Rader, T., Mann, M., Stansfield, C., Cooper, C., & Sampson, M. (2014). Methods for documenting systematic review searches: a discussion of common issues. Research Synthesis Methods, 5(2), 98-115. doi:10.1002/jrsm.1097
Discusses issues and recommendations resulting from a survey of systematic review authors and librarians on the topic of documenting systematic review searches, and offers suggestions for specific elements to be recorded as well as the information management process as a whole.
PubMed PMID: 26052650
Rethlefsen, M. L., Murad, M. H., & Livingston, E. H. (2014). Engaging medical librarians to improve the quality of review articles.

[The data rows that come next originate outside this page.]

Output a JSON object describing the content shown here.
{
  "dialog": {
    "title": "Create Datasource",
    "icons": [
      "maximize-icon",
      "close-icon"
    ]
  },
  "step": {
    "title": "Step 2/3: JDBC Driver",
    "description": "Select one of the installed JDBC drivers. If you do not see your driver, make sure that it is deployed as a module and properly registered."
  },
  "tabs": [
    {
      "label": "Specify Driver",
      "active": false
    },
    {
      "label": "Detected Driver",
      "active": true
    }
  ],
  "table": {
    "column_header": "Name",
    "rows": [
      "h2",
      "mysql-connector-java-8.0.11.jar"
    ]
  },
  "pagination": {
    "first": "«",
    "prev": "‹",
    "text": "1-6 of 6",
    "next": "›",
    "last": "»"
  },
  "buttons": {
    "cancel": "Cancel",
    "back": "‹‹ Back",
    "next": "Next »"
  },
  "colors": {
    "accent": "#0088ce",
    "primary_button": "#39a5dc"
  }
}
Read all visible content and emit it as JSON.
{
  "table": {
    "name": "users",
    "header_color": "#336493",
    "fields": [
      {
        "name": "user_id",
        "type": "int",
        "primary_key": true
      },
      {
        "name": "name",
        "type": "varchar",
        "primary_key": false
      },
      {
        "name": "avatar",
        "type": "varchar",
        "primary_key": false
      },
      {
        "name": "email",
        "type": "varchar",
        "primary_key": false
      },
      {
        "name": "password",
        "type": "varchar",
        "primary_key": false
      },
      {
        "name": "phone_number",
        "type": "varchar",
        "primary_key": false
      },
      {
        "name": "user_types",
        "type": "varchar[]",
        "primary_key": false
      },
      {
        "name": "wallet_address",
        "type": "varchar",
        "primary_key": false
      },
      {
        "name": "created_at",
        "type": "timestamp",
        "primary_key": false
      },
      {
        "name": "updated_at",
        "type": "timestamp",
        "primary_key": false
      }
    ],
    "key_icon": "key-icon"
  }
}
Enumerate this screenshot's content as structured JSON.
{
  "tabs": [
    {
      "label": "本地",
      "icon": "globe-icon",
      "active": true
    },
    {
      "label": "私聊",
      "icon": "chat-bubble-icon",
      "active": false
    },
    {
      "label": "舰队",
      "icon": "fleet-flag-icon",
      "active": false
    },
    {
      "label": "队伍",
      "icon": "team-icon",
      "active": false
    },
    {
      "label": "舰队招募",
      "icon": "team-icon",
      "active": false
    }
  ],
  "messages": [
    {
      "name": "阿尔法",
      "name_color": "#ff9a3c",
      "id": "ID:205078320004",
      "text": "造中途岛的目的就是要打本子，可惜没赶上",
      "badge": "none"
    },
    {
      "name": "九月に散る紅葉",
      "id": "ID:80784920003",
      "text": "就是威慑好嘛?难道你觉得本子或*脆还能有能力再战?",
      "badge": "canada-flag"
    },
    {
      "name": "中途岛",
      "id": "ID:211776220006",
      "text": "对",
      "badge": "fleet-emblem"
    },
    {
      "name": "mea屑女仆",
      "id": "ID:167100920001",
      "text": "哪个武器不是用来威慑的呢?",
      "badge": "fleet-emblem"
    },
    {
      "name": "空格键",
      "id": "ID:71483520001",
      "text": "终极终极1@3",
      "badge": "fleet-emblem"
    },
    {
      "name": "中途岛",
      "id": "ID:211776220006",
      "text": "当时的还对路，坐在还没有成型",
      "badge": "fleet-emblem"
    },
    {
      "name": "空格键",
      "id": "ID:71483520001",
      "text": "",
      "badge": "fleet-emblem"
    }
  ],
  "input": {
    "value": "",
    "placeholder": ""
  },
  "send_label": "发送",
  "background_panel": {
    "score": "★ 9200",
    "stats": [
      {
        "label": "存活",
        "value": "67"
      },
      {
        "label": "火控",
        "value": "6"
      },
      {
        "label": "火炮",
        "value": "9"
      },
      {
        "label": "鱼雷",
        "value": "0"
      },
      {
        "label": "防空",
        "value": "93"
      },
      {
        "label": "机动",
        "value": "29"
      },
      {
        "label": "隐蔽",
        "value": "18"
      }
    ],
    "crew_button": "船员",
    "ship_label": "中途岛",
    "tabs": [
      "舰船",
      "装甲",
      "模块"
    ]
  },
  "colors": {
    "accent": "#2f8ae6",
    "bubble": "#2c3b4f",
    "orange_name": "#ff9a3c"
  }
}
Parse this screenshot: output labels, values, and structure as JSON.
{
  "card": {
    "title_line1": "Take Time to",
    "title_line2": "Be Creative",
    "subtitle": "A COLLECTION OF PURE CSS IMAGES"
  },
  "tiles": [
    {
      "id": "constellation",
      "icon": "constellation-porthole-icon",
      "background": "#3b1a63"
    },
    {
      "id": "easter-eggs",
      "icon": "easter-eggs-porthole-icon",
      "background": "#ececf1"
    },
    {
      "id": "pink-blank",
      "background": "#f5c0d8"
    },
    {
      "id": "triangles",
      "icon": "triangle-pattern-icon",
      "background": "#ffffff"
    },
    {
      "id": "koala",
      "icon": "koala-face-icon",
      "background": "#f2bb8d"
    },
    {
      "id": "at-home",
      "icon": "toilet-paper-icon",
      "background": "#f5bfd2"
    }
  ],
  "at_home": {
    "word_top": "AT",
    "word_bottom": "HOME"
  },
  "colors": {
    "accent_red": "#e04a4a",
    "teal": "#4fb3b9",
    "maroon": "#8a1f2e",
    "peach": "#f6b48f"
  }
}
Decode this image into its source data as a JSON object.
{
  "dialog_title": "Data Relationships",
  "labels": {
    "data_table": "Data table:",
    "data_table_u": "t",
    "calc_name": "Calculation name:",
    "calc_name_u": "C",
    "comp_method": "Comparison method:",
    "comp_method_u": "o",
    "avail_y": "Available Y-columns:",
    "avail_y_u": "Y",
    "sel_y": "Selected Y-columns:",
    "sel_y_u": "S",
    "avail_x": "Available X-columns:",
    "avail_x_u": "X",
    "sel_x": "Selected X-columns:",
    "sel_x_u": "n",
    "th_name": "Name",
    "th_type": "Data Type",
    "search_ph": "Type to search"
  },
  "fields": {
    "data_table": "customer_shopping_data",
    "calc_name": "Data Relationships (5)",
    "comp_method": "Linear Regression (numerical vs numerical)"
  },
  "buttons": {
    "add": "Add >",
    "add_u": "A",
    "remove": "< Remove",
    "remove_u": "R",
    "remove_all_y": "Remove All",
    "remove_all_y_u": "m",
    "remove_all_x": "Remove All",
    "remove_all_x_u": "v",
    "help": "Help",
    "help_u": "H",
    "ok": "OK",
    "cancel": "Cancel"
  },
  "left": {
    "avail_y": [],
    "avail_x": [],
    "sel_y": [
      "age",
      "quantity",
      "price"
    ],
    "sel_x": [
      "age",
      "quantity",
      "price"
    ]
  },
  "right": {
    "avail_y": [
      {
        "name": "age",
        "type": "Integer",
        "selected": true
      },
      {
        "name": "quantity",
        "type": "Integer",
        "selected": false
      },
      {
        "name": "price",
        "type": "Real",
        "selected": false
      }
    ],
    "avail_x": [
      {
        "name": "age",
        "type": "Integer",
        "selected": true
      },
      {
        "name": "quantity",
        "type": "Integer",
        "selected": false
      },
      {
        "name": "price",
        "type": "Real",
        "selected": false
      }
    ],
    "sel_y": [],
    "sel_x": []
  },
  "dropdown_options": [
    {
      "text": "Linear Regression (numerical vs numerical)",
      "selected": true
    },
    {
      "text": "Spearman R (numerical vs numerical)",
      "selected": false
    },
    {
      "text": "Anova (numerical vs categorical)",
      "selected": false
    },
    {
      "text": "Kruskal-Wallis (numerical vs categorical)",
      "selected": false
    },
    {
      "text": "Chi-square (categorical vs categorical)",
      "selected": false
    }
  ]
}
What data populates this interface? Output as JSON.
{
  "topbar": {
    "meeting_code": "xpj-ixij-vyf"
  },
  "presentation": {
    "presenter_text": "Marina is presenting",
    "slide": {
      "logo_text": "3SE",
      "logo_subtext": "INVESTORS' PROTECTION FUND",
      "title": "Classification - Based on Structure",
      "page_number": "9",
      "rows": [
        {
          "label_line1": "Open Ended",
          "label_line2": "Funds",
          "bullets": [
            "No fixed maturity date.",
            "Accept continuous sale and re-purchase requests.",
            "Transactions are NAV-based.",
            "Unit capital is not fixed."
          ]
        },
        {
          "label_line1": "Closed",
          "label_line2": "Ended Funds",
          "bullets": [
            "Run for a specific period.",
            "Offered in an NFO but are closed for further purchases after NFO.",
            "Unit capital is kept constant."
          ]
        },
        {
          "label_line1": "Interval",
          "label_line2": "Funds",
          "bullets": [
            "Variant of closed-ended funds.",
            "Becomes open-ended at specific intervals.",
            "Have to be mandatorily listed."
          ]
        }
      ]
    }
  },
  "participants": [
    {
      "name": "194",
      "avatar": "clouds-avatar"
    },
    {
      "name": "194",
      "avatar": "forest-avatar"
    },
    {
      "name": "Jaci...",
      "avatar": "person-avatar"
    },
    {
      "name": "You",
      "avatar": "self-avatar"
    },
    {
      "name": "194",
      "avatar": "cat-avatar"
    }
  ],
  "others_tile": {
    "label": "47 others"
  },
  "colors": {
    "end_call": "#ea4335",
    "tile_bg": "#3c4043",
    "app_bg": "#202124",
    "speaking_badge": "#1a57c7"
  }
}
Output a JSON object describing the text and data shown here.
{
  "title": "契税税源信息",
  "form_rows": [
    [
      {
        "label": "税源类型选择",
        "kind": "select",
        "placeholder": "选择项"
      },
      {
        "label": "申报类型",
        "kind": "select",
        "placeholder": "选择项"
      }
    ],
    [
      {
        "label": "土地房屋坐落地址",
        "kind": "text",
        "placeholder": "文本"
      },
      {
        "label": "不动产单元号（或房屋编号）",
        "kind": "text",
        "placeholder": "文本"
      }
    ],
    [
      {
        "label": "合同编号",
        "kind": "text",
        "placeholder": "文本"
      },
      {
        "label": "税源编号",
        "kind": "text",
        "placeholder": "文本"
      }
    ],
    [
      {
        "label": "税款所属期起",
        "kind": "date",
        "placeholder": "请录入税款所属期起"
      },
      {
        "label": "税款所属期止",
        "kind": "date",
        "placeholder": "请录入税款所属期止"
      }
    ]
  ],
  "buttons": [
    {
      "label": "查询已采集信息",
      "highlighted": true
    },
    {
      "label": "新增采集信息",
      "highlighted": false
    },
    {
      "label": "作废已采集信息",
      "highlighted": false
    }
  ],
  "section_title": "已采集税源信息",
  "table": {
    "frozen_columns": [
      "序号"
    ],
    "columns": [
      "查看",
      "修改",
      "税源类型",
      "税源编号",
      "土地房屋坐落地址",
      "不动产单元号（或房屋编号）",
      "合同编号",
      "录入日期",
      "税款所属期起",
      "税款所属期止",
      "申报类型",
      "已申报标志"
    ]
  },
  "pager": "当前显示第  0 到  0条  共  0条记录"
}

Jama, 312(10), 999-1000. doi:10.1001/jama.2014.9263
Discusses the expertise and services medical librarians can offer in identifying literature for a systematic review.
PubMed PMID: 25203078
Shemilt, I., Simon, A., Hollands, G. J., Marteau, T. M., Ogilvie, D., O'Mara-Eves, A., … Thomas, J. (2014). Pinpointing needles in giant haystacks: use of text mining to reduce impractical screening workload in extremely large scoping reviews. Research Synthesis Methods, 5(1), 31-49. doi:10.1002/jrsm.1093
Discusses text mining applications to reduce the workload of scoping reviews, and offers two examples where the workload of manually screening >800,000 records was reduced by ≥88%. Transfer of these methods to systematic reviewing is discussed.
PubMed PMID: 26054024
Stansfield, C., Brunton, G., & Rees, R. (2014). Search wide, dig deep: literature searching for qualitative research. An analysis of the publication formats and information sources used for four systematic reviews in public health. Research Synthesis Methods, 5(2), 142-151. doi:10.1002/jrsm.1100
Suggests that for public health systematic reviews, especially those that need to synthesize information on public opinions, a great variety of information sources needs to be explored, including books, unpublished reports, theses, conference papers and raw data sets.
PubMed PMID: 26052653
Whittemore, R., Chao, A., Jang, M., Minges, K. E., & Park, C. (2014). Methods for knowledge synthesis: an overview. Heart & Lung: The Journal of Acute and Critical Care, 43(5), 453-461. doi:10.1016/j.hrtlng.2014.05.014
Offers a discussion of recent advances and guidelines for systematic reviews, meta-analyses, mixed study reviews, qualitative synthesis, integrative reviews, scoping reviews, RE-AIM reviews and umbrella reviews.
PubMed PMID: 25012634